11. Canine Tick Infestations and Their Health Hazards - It Just Takes One
When dog owners think of parasitic infestations, they usually think of large colonies or clusters of pests.
However, it only takes one firmly attached tick to make even the healthiest of dogs ill. Some of the more common conditions and diseases that a tick can inflict upon your pet include:
- lyme disease
- rocky mountain spotted fever
- tick paralysis
While these represent the more popular and widespread diseases that a tick can carry, there are a variety of other conditions to look out for as well.
Ticks are often categorized together with fleas and other external parasites, however they can be far more dangerous that other pests that your dog may encounter.
One tick can make your dog miserable, and it is your job to make sure that you pet is free of these dangerous pests at all times. Also of great importance is the safety of yourself and other household members, as ticks can transfer from dogs to humans like most other external parasites can.
How Will I Know That My Dog Has Ticks?
Ticks are small, dark colored creatures that take on a round, full shape when attached to their hosts. Their bodies literally fill with blood as they continue to feed, therefore the longer a tick is attached to your dog, the larger it will get.
When a tick has matured and is feeding on your dog, it will remain in one place for an extended period of time. Unlike fleas, they can be removed one at a time. They are most often discovered during petting or brushing, but they can also be seen as hard lumps under newly raised tufts of hair.
More importantly, your dog will show signs of illness quite quickly after becoming infected. In a matter of days, your pet's health may be altered dramatically due to the attachment of just one tick.
Therefore, it is imperative that you are aware of what symptoms to be on the lookout for. Some of the most common signs of a tick problem include:

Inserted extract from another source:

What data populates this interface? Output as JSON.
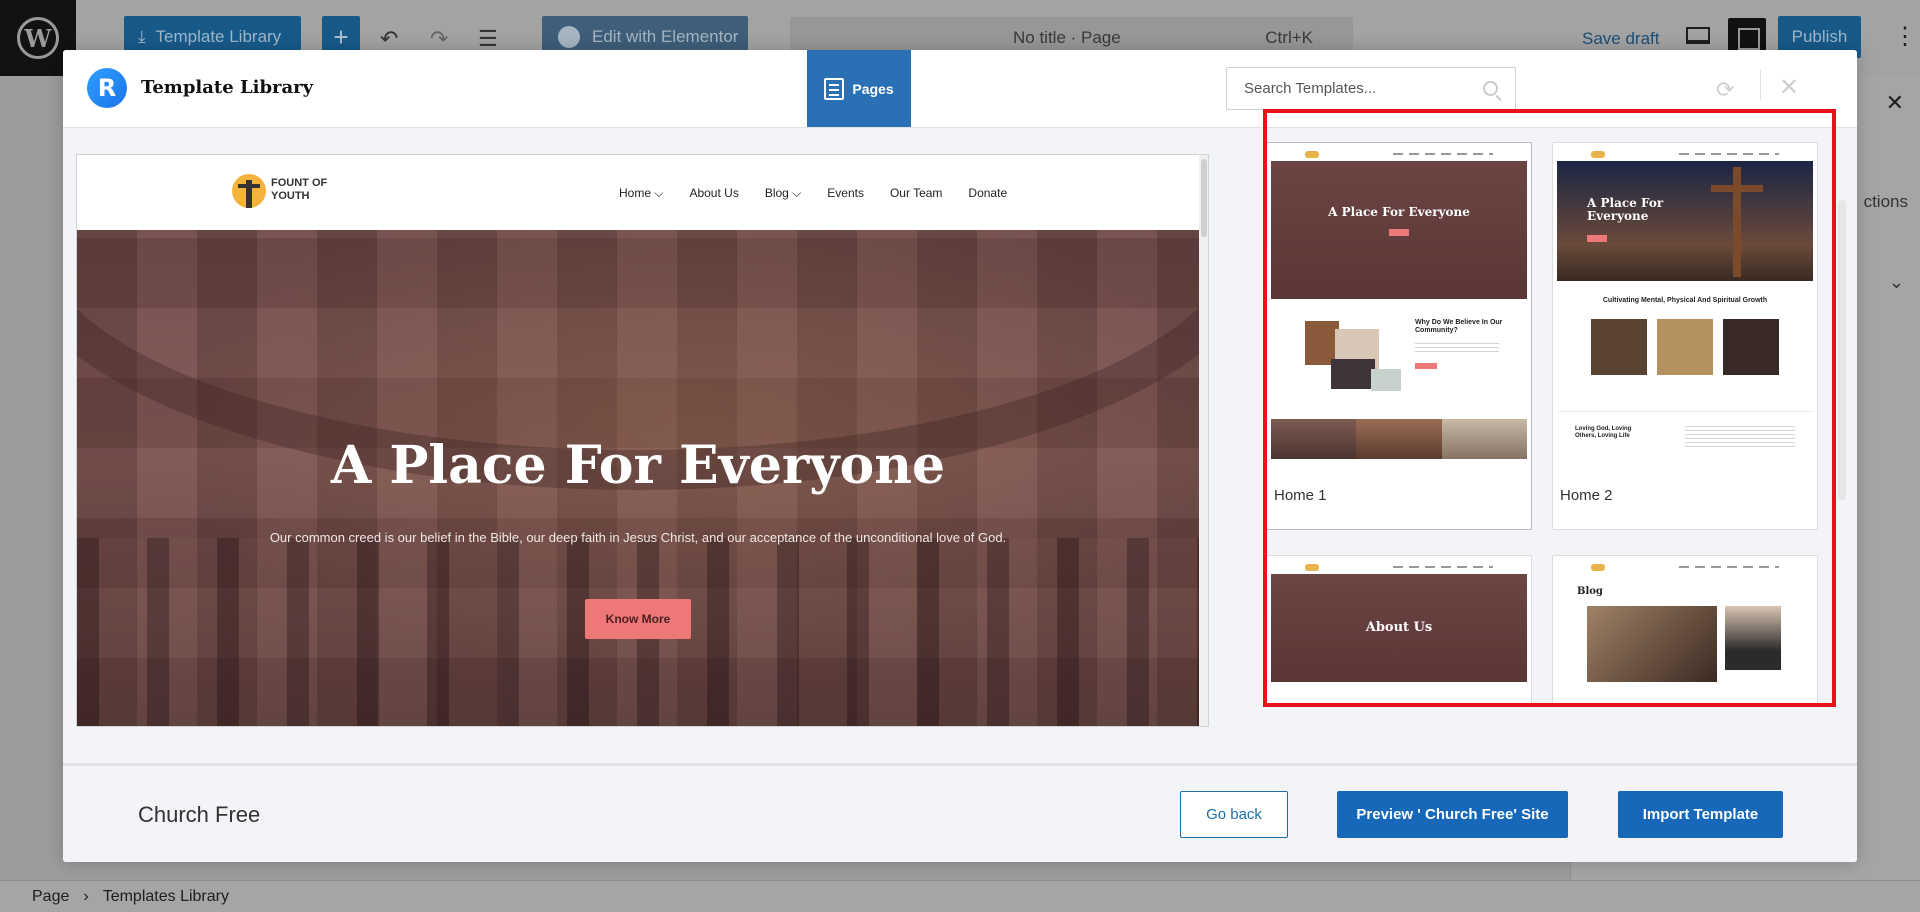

- loss of motor function
How Can a Tick be Removed?
Tick removal is absolutely essential. Once a tick is attached, however, it can be very difficult to remove it. Removal without inflicting pain upon the dog itself can also be a bit challenging, as well. Understand that the pest is tightly attached to your dog, and it is excreting a saliva that prevents the blood from clotting while it feeds.
This saliva also works as a very effective bonding agent, and pulling a parasite that is so very well attached to your dog can cause unnecessary pain if not done properly. For this process, have the following items on hand:
- sterile, disposable gloves
- plastic grocery bag or any bag that can be tied
- rubber tipped tweezers
- antibiotic ointment
- cotton balls
To begin, separate the hairs immediately surrounding the tick, creating a more open work area. Place the ends of the rubber tipped tweezers on each side of the tick's center, carefully apply light pressure. Do not remove the tick with the tweezers, as rupture without removal may occur.
After the tick has been isolated with the tweezers, place two fingers as far underneath the tick's body as possible. Pull it out as firmly and quickly as possible, making sure that your grip is not loose. When it is removed, place into several tissues and mash down until it has ruptured.
Place the tissue and tick into the plastic bag, tie it together, and dispose of immediately in a closed container (an outside garbage can is best). Immediately after removing the tick, wipe the affected area with a cotton ball that is covered with antibiotic ointment.
Proper Tick Prevention is Vital to Your Dog's Health
The effects of diseases that can be caused by frequent exposure to ticks can be very harmful for your dog, especially over an extended period of time. These infections are unnecessary, and they can often be avoided by simply minimizing outdoor exposure.
Ticks are most often found in thick vegetation and high grass, so rural pet owners are more likely to deal with tick problems regularly. While removal is one treatment approach, the removal of a tick is often a bit painful for a dog. Also, ticks may not be discovered until they have done a great deal of damage.
The best way to ensure your dog's health is through medical preventative treatments. These treatments are simple and convenient for both your and your pet. They usually come in the form of liquids that are applied directly to the fur. It is best to first remove any existing ticks before applying these medicines, as they may take several days to become fully effective.
They are generally used more for prevention rather than for treatment of an already existing condition. While you can purchase tick prevention treatments at most pet stores, it is best to consult your veterinarian's office for the most effective treatments. Not all tick care products are very effective, therefore purchasing your dog's products from your vet is highly recommended.
For further protection, thoroughly clean and examine all parts of your home after an infestation has been treated. Whenever possible during the clean up process, use a product containing bleach or an antibacterial ingredient to promote deeper cleansing.